Advanced Heart Failure
What is advanced heart failure?
Heart failure is a condition that is evaluated based on stages. Advanced heart failure is considered Stage 4. In this stage, patients’ symptoms are severe and persistent, and conventional therapies are no longer effective in managing symptoms. Patients with advanced heart failure feel shortness of breath even when resting.
What are the symptoms?
Patients with advanced heart failure may experience the following symptoms:
- Shortness of breath/troubvle breathing
- Persistent cough
- Swollen feet, ankles, lower leg and abdomen
- Weight gain
- Loss of appetite/nausea
- Waking up to urinate
- Increased heart rate
- Confused thinking
How is it diagnosed?
Your doctor will begin with a physical exam, checking for risk factors, reviewing your symptoms and listening for signs of lung congestion and abnormal heart sounds. Blood tests will be ordered, along with any or all of the following:
- Chest X-ray to view heart and lungs
- ECG to check for heart rhythm problems and any damage to the heart
- Echocardiogram to check the size and shape of the heart and how well it is pumping
- Stress test to see how well your heart functions with exertion
- CT scan, MRI or coronary angiogram to view the heart
- Myocardial biopsy to test small samples of heart muscle tissue for diseases that cause heart failure
How is it treated?
Advanced heart failure is a chronic disease that cannot be reversed but can be managed.

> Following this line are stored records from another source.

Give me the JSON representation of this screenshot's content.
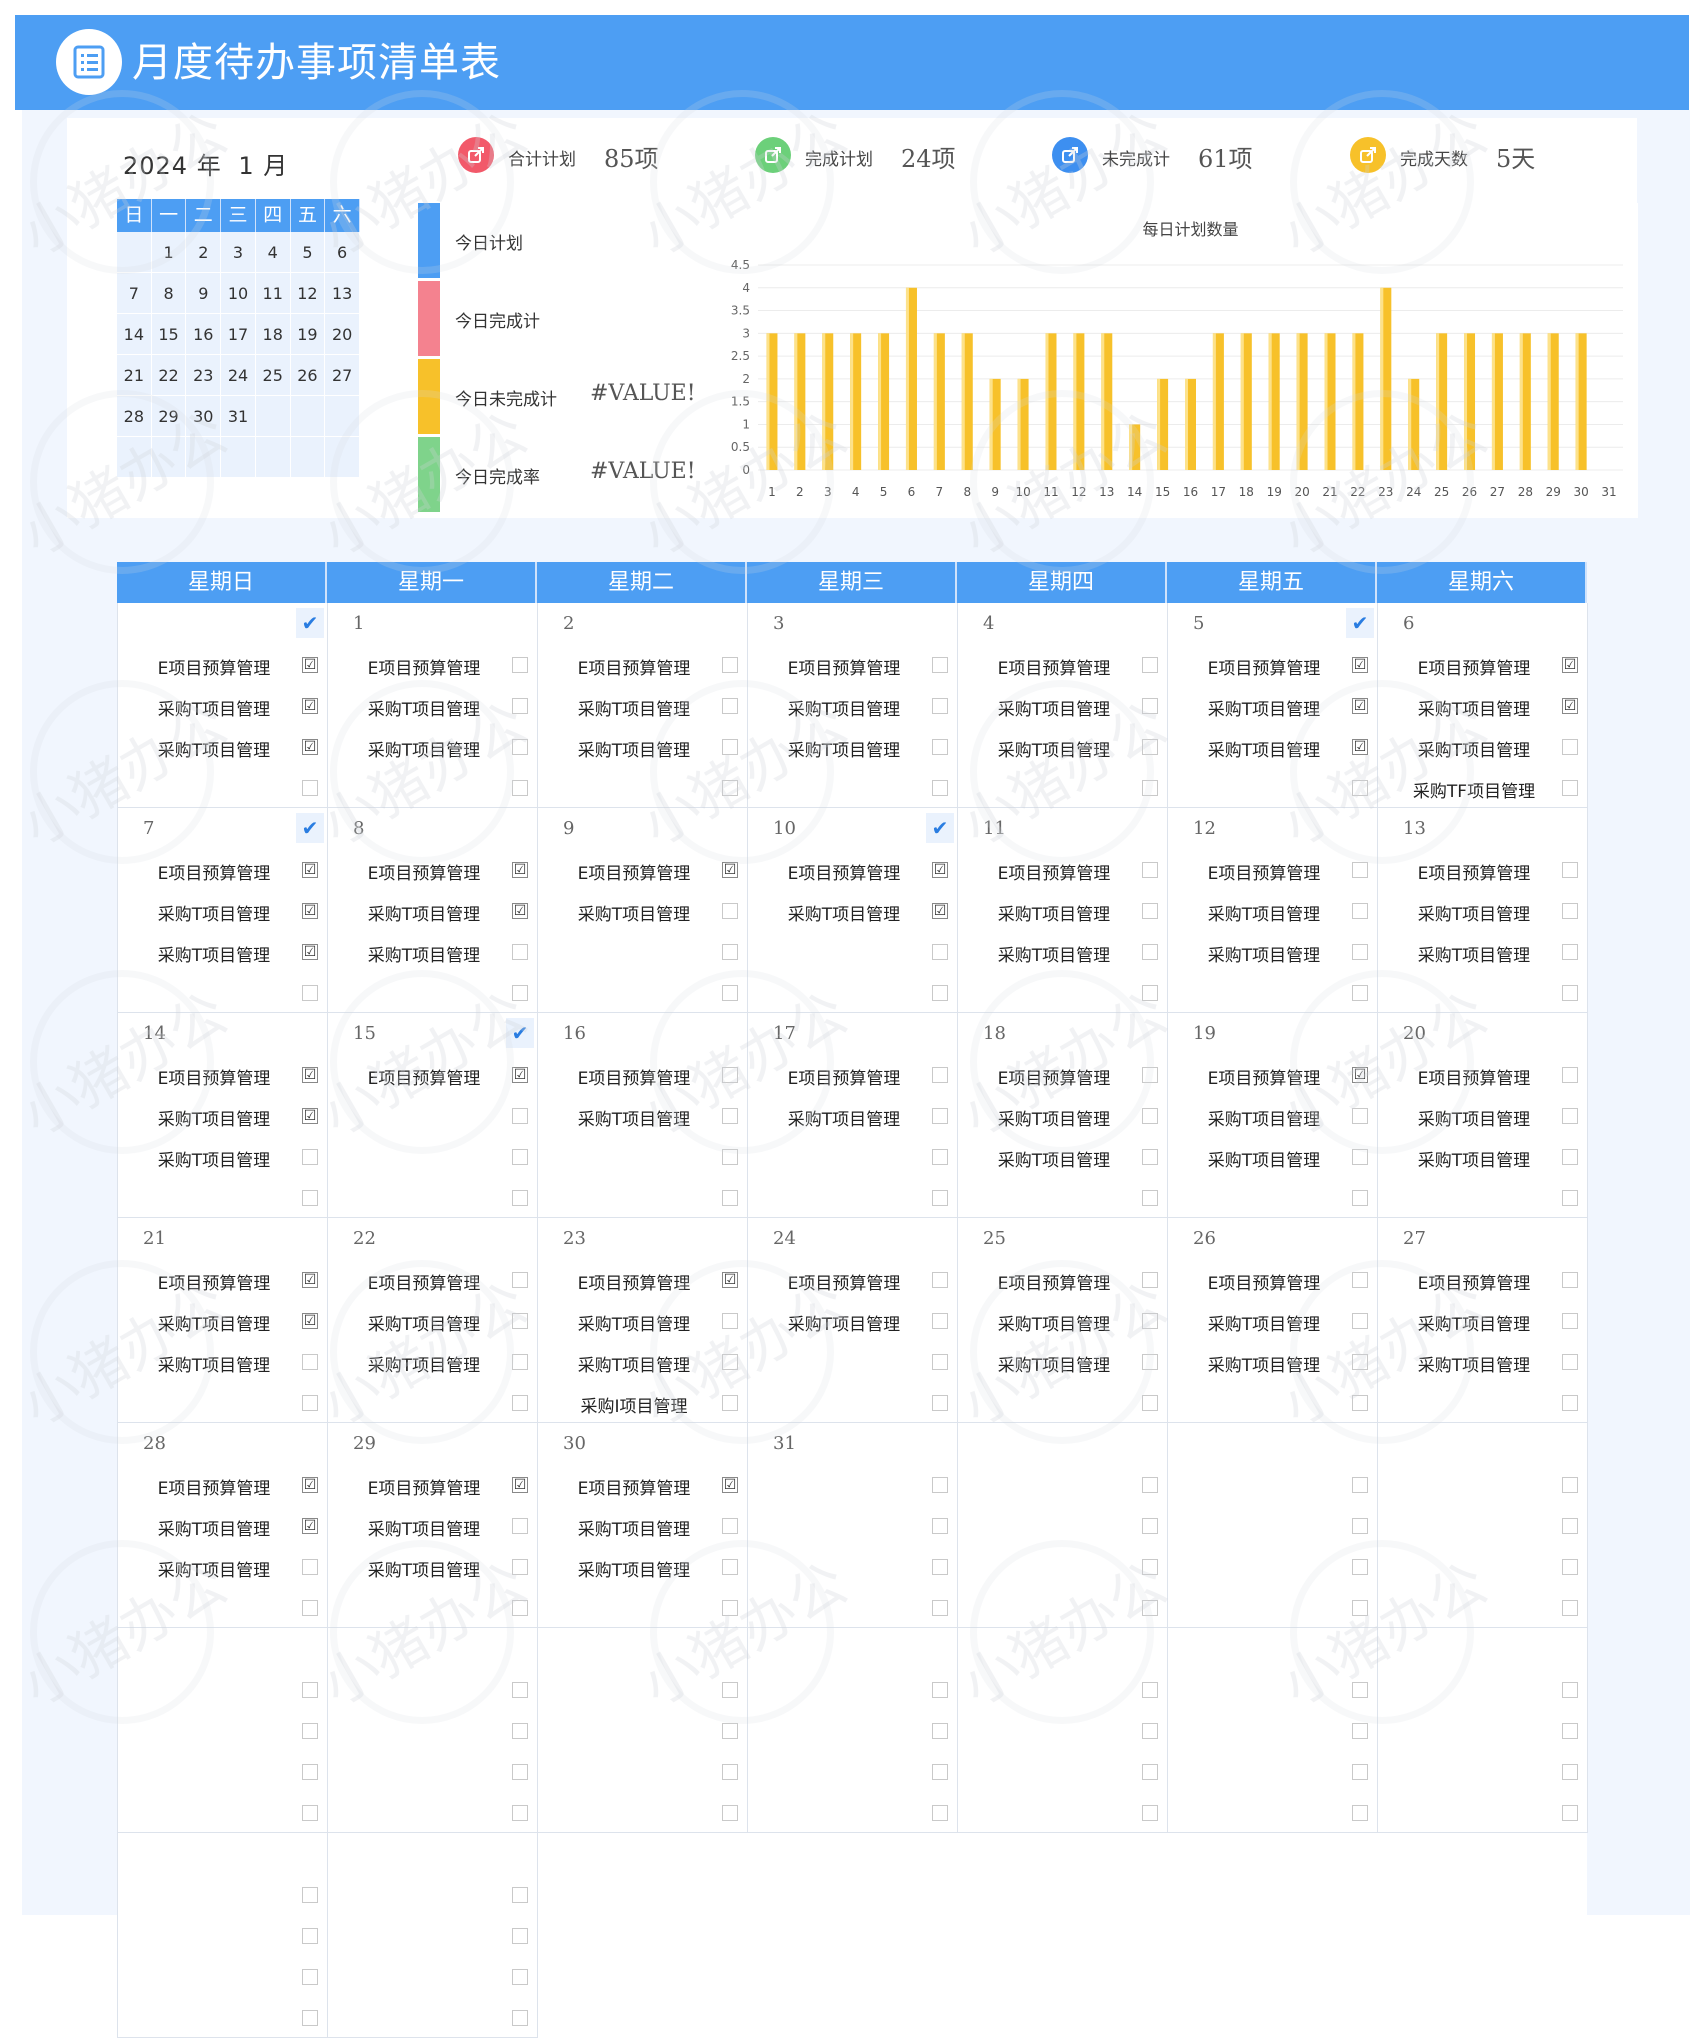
{
  "header": {
    "title": "月度待办事项清单表",
    "icon": "list-icon"
  },
  "mini_cal": {
    "year": "2024",
    "year_unit": "年",
    "month": "1",
    "month_unit": "月",
    "weekdays": [
      "日",
      "一",
      "二",
      "三",
      "四",
      "五",
      "六"
    ],
    "days": [
      "",
      "1",
      "2",
      "3",
      "4",
      "5",
      "6",
      "7",
      "8",
      "9",
      "10",
      "11",
      "12",
      "13",
      "14",
      "15",
      "16",
      "17",
      "18",
      "19",
      "20",
      "21",
      "22",
      "23",
      "24",
      "25",
      "26",
      "27",
      "28",
      "29",
      "30",
      "31",
      "",
      "",
      "",
      "",
      "",
      "",
      "",
      "",
      "",
      ""
    ]
  },
  "stats": [
    {
      "label": "合计计划",
      "value": "85项",
      "color": "#f2596a",
      "icon": "share-icon"
    },
    {
      "label": "完成计划",
      "value": "24项",
      "color": "#6cd07a",
      "icon": "share-icon"
    },
    {
      "label": "未完成计",
      "value": "61项",
      "color": "#3d8ff0",
      "icon": "share-icon"
    },
    {
      "label": "完成天数",
      "value": "5天",
      "color": "#f7c12a",
      "icon": "share-icon"
    }
  ],
  "today": [
    {
      "label": "今日计划",
      "value": "",
      "color": "#4d9ef3"
    },
    {
      "label": "今日完成计",
      "value": "",
      "color": "#f4828f"
    },
    {
      "label": "今日未完成计",
      "value": "#VALUE!",
      "color": "#f7c12a"
    },
    {
      "label": "今日完成率",
      "value": "#VALUE!",
      "color": "#7fd38b"
    }
  ],
  "chart_data": {
    "type": "bar",
    "title": "每日计划数量",
    "categories": [
      "1",
      "2",
      "3",
      "4",
      "5",
      "6",
      "7",
      "8",
      "9",
      "10",
      "11",
      "12",
      "13",
      "14",
      "15",
      "16",
      "17",
      "18",
      "19",
      "20",
      "21",
      "22",
      "23",
      "24",
      "25",
      "26",
      "27",
      "28",
      "29",
      "30",
      "31"
    ],
    "values": [
      3,
      3,
      3,
      3,
      3,
      4,
      3,
      3,
      2,
      2,
      3,
      3,
      3,
      1,
      2,
      2,
      3,
      3,
      3,
      3,
      3,
      3,
      4,
      2,
      3,
      3,
      3,
      3,
      3,
      3,
      0
    ],
    "ylim": [
      0,
      4.5
    ],
    "yticks": [
      "0",
      "0.5",
      "1",
      "1.5",
      "2",
      "2.5",
      "3",
      "3.5",
      "4",
      "4.5"
    ],
    "xlabel": "",
    "ylabel": "",
    "grid": true,
    "color": "#f7c12a"
  },
  "calendar": {
    "weekdays": [
      "星期日",
      "星期一",
      "星期二",
      "星期三",
      "星期四",
      "星期五",
      "星期六"
    ],
    "done_mark": "✔",
    "check_mark": "☑",
    "cells": [
      {
        "day": "",
        "done": true,
        "tasks": [
          {
            "t": "E项目预算管理",
            "c": true
          },
          {
            "t": "采购T项目管理",
            "c": true
          },
          {
            "t": "采购T项目管理",
            "c": true
          },
          {
            "t": "",
            "c": false
          }
        ]
      },
      {
        "day": "1",
        "done": false,
        "tasks": [
          {
            "t": "E项目预算管理",
            "c": false
          },
          {
            "t": "采购T项目管理",
            "c": false
          },
          {
            "t": "采购T项目管理",
            "c": false
          },
          {
            "t": "",
            "c": false
          }
        ]
      },
      {
        "day": "2",
        "done": false,
        "tasks": [
          {
            "t": "E项目预算管理",
            "c": false
          },
          {
            "t": "采购T项目管理",
            "c": false
          },
          {
            "t": "采购T项目管理",
            "c": false
          },
          {
            "t": "",
            "c": false
          }
        ]
      },
      {
        "day": "3",
        "done": false,
        "tasks": [
          {
            "t": "E项目预算管理",
            "c": false
          },
          {
            "t": "采购T项目管理",
            "c": false
          },
          {
            "t": "采购T项目管理",
            "c": false
          },
          {
            "t": "",
            "c": false
          }
        ]
      },
      {
        "day": "4",
        "done": false,
        "tasks": [
          {
            "t": "E项目预算管理",
            "c": false
          },
          {
            "t": "采购T项目管理",
            "c": false
          },
          {
            "t": "采购T项目管理",
            "c": false
          },
          {
            "t": "",
            "c": false
          }
        ]
      },
      {
        "day": "5",
        "done": true,
        "tasks": [
          {
            "t": "E项目预算管理",
            "c": true
          },
          {
            "t": "采购T项目管理",
            "c": true
          },
          {
            "t": "采购T项目管理",
            "c": true
          },
          {
            "t": "",
            "c": false
          }
        ]
      },
      {
        "day": "6",
        "done": false,
        "tasks": [
          {
            "t": "E项目预算管理",
            "c": true
          },
          {
            "t": "采购T项目管理",
            "c": true
          },
          {
            "t": "采购T项目管理",
            "c": false
          },
          {
            "t": "采购TF项目管理",
            "c": false
          }
        ]
      },
      {
        "day": "7",
        "done": true,
        "tasks": [
          {
            "t": "E项目预算管理",
            "c": true
          },
          {
            "t": "采购T项目管理",
            "c": true
          },
          {
            "t": "采购T项目管理",
            "c": true
          },
          {
            "t": "",
            "c": false
          }
        ]
      },
      {
        "day": "8",
        "done": false,
        "tasks": [
          {
            "t": "E项目预算管理",
            "c": true
          },
          {
            "t": "采购T项目管理",
            "c": true
          },
          {
            "t": "采购T项目管理",
            "c": false
          },
          {
            "t": "",
            "c": false
          }
        ]
      },
      {
        "day": "9",
        "done": false,
        "tasks": [
          {
            "t": "E项目预算管理",
            "c": true
          },
          {
            "t": "采购T项目管理",
            "c": false
          },
          {
            "t": "",
            "c": false
          },
          {
            "t": "",
            "c": false
          }
        ]
      },
      {
        "day": "10",
        "done": true,
        "tasks": [
          {
            "t": "E项目预算管理",
            "c": true
          },
          {
            "t": "采购T项目管理",
            "c": true
          },
          {
            "t": "",
            "c": false
          },
          {
            "t": "",
            "c": false
          }
        ]
      },
      {
        "day": "11",
        "done": false,
        "tasks": [
          {
            "t": "E项目预算管理",
            "c": false
          },
          {
            "t": "采购T项目管理",
            "c": false
          },
          {
            "t": "采购T项目管理",
            "c": false
          },
          {
            "t": "",
            "c": false
          }
        ]
      },
      {
        "day": "12",
        "done": false,
        "tasks": [
          {
            "t": "E项目预算管理",
            "c": false
          },
          {
            "t": "采购T项目管理",
            "c": false
          },
          {
            "t": "采购T项目管理",
            "c": false
          },
          {
            "t": "",
            "c": false
          }
        ]
      },
      {
        "day": "13",
        "done": false,
        "tasks": [
          {
            "t": "E项目预算管理",
            "c": false
          },
          {
            "t": "采购T项目管理",
            "c": false
          },
          {
            "t": "采购T项目管理",
            "c": false
          },
          {
            "t": "",
            "c": false
          }
        ]
      },
      {
        "day": "14",
        "done": false,
        "tasks": [
          {
            "t": "E项目预算管理",
            "c": true
          },
          {
            "t": "采购T项目管理",
            "c": true
          },
          {
            "t": "采购T项目管理",
            "c": false
          },
          {
            "t": "",
            "c": false
          }
        ]
      },
      {
        "day": "15",
        "done": true,
        "tasks": [
          {
            "t": "E项目预算管理",
            "c": true
          },
          {
            "t": "",
            "c": false
          },
          {
            "t": "",
            "c": false
          },
          {
            "t": "",
            "c": false
          }
        ]
      },
      {
        "day": "16",
        "done": false,
        "tasks": [
          {
            "t": "E项目预算管理",
            "c": false
          },
          {
            "t": "采购T项目管理",
            "c": false
          },
          {
            "t": "",
            "c": false
          },
          {
            "t": "",
            "c": false
          }
        ]
      },
      {
        "day": "17",
        "done": false,
        "tasks": [
          {
            "t": "E项目预算管理",
            "c": false
          },
          {
            "t": "采购T项目管理",
            "c": false
          },
          {
            "t": "",
            "c": false
          },
          {
            "t": "",
            "c": false
          }
        ]
      },
      {
        "day": "18",
        "done": false,
        "tasks": [
          {
            "t": "E项目预算管理",
            "c": false
          },
          {
            "t": "采购T项目管理",
            "c": false
          },
          {
            "t": "采购T项目管理",
            "c": false
          },
          {
            "t": "",
            "c": false
          }
        ]
      },
      {
        "day": "19",
        "done": false,
        "tasks": [
          {
            "t": "E项目预算管理",
            "c": true
          },
          {
            "t": "采购T项目管理",
            "c": false
          },
          {
            "t": "采购T项目管理",
            "c": false
          },
          {
            "t": "",
            "c": false
          }
        ]
      },
      {
        "day": "20",
        "done": false,
        "tasks": [
          {
            "t": "E项目预算管理",
            "c": false
          },
          {
            "t": "采购T项目管理",
            "c": false
          },
          {
            "t": "采购T项目管理",
            "c": false
          },
          {
            "t": "",
            "c": false
          }
        ]
      },
      {
        "day": "21",
        "done": false,
        "tasks": [
          {
            "t": "E项目预算管理",
            "c": true
          },
          {
            "t": "采购T项目管理",
            "c": true
          },
          {
            "t": "采购T项目管理",
            "c": false
          },
          {
            "t": "",
            "c": false
          }
        ]
      },
      {
        "day": "22",
        "done": false,
        "tasks": [
          {
            "t": "E项目预算管理",
            "c": false
          },
          {
            "t": "采购T项目管理",
            "c": false
          },
          {
            "t": "采购T项目管理",
            "c": false
          },
          {
            "t": "",
            "c": false
          }
        ]
      },
      {
        "day": "23",
        "done": false,
        "tasks": [
          {
            "t": "E项目预算管理",
            "c": true
          },
          {
            "t": "采购T项目管理",
            "c": false
          },
          {
            "t": "采购T项目管理",
            "c": false
          },
          {
            "t": "采购I项目管理",
            "c": false
          }
        ]
      },
      {
        "day": "24",
        "done": false,
        "tasks": [
          {
            "t": "E项目预算管理",
            "c": false
          },
          {
            "t": "采购T项目管理",
            "c": false
          },
          {
            "t": "",
            "c": false
          },
          {
            "t": "",
            "c": false
          }
        ]
      },
      {
        "day": "25",
        "done": false,
        "tasks": [
          {
            "t": "E项目预算管理",
            "c": false
          },
          {
            "t": "采购T项目管理",
            "c": false
          },
          {
            "t": "采购T项目管理",
            "c": false
          },
          {
            "t": "",
            "c": false
          }
        ]
      },
      {
        "day": "26",
        "done": false,
        "tasks": [
          {
            "t": "E项目预算管理",
            "c": false
          },
          {
            "t": "采购T项目管理",
            "c": false
          },
          {
            "t": "采购T项目管理",
            "c": false
          },
          {
            "t": "",
            "c": false
          }
        ]
      },
      {
        "day": "27",
        "done": false,
        "tasks": [
          {
            "t": "E项目预算管理",
            "c": false
          },
          {
            "t": "采购T项目管理",
            "c": false
          },
          {
            "t": "采购T项目管理",
            "c": false
          },
          {
            "t": "",
            "c": false
          }
        ]
      },
      {
        "day": "28",
        "done": false,
        "tasks": [
          {
            "t": "E项目预算管理",
            "c": true
          },
          {
            "t": "采购T项目管理",
            "c": true
          },
          {
            "t": "采购T项目管理",
            "c": false
          },
          {
            "t": "",
            "c": false
          }
        ]
      },
      {
        "day": "29",
        "done": false,
        "tasks": [
          {
            "t": "E项目预算管理",
            "c": true
          },
          {
            "t": "采购T项目管理",
            "c": false
          },
          {
            "t": "采购T项目管理",
            "c": false
          },
          {
            "t": "",
            "c": false
          }
        ]
      },
      {
        "day": "30",
        "done": false,
        "tasks": [
          {
            "t": "E项目预算管理",
            "c": true
          },
          {
            "t": "采购T项目管理",
            "c": false
          },
          {
            "t": "采购T项目管理",
            "c": false
          },
          {
            "t": "",
            "c": false
          }
        ]
      },
      {
        "day": "31",
        "done": false,
        "tasks": [
          {
            "t": "",
            "c": false
          },
          {
            "t": "",
            "c": false
          },
          {
            "t": "",
            "c": false
          },
          {
            "t": "",
            "c": false
          }
        ]
      },
      {
        "day": "",
        "done": false,
        "tasks": [
          {
            "t": "",
            "c": false
          },
          {
            "t": "",
            "c": false
          },
          {
            "t": "",
            "c": false
          },
          {
            "t": "",
            "c": false
          }
        ]
      },
      {
        "day": "",
        "done": false,
        "tasks": [
          {
            "t": "",
            "c": false
          },
          {
            "t": "",
            "c": false
          },
          {
            "t": "",
            "c": false
          },
          {
            "t": "",
            "c": false
          }
        ]
      },
      {
        "day": "",
        "done": false,
        "tasks": [
          {
            "t": "",
            "c": false
          },
          {
            "t": "",
            "c": false
          },
          {
            "t": "",
            "c": false
          },
          {
            "t": "",
            "c": false
          }
        ]
      },
      {
        "day": "",
        "done": false,
        "tasks": [
          {
            "t": "",
            "c": false
          },
          {
            "t": "",
            "c": false
          },
          {
            "t": "",
            "c": false
          },
          {
            "t": "",
            "c": false
          }
        ]
      },
      {
        "day": "",
        "done": false,
        "tasks": [
          {
            "t": "",
            "c": false
          },
          {
            "t": "",
            "c": false
          },
          {
            "t": "",
            "c": false
          },
          {
            "t": "",
            "c": false
          }
        ]
      },
      {
        "day": "",
        "done": false,
        "tasks": [
          {
            "t": "",
            "c": false
          },
          {
            "t": "",
            "c": false
          },
          {
            "t": "",
            "c": false
          },
          {
            "t": "",
            "c": false
          }
        ]
      },
      {
        "day": "",
        "done": false,
        "tasks": [
          {
            "t": "",
            "c": false
          },
          {
            "t": "",
            "c": false
          },
          {
            "t": "",
            "c": false
          },
          {
            "t": "",
            "c": false
          }
        ]
      },
      {
        "day": "",
        "done": false,
        "tasks": [
          {
            "t": "",
            "c": false
          },
          {
            "t": "",
            "c": false
          },
          {
            "t": "",
            "c": false
          },
          {
            "t": "",
            "c": false
          }
        ]
      },
      {
        "day": "",
        "done": false,
        "tasks": [
          {
            "t": "",
            "c": false
          },
          {
            "t": "",
            "c": false
          },
          {
            "t": "",
            "c": false
          },
          {
            "t": "",
            "c": false
          }
        ]
      },
      {
        "day": "",
        "done": false,
        "tasks": [
          {
            "t": "",
            "c": false
          },
          {
            "t": "",
            "c": false
          },
          {
            "t": "",
            "c": false
          },
          {
            "t": "",
            "c": false
          }
        ]
      },
      {
        "day": "",
        "done": false,
        "tasks": [
          {
            "t": "",
            "c": false
          },
          {
            "t": "",
            "c": false
          },
          {
            "t": "",
            "c": false
          },
          {
            "t": "",
            "c": false
          }
        ]
      },
      {
        "day": "",
        "done": false,
        "tasks": [
          {
            "t": "",
            "c": false
          },
          {
            "t": "",
            "c": false
          },
          {
            "t": "",
            "c": false
          },
          {
            "t": "",
            "c": false
          }
        ]
      }
    ]
  },
  "watermark": {
    "text": "小猪办公"
  }
}
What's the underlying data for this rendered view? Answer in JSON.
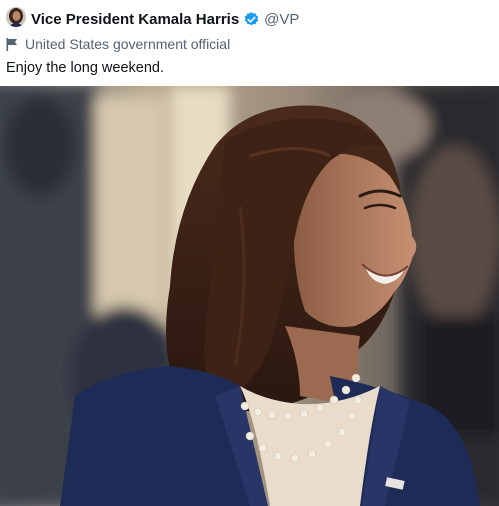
{
  "tweet": {
    "author": {
      "display_name": "Vice President Kamala Harris",
      "handle": "@VP",
      "verified": true,
      "avatar": "profile-photo"
    },
    "label": {
      "icon": "flag-icon",
      "text": "United States government official"
    },
    "text": "Enjoy the long weekend.",
    "media": {
      "type": "photo",
      "icon": "smiling-woman-portrait"
    }
  },
  "colors": {
    "primary_text": "#0f1419",
    "secondary_text": "#536471",
    "verified_badge": "#1d9bf0",
    "blazer": "#1f2b57"
  }
}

Medications such as ACE inhibitors, beta blockers, diuretics, digoxin and inotropes may be prescribed to help control heart failure and its symptoms. You may need to use supplemental oxygen at all times. Some major interventions that may be an option at this stage include:
- Open heart surgeries, including coronary artery bypass graft, valve surgery and pericardiectomy
- Percutaneous interventions, or non-surgical procedures, accessed through a small opening in the groin may be considered if the patient isn’t a surgical candidate which can include percutaneous valve intervention and percutaneous coronary intervention/angioplasty
- Pacemaker implantation
- Implantable cardioverter defibrillator
- Temporary mechanical support devices, including intra-aortic balloon pump, LVAD, etc.
- Heart transplant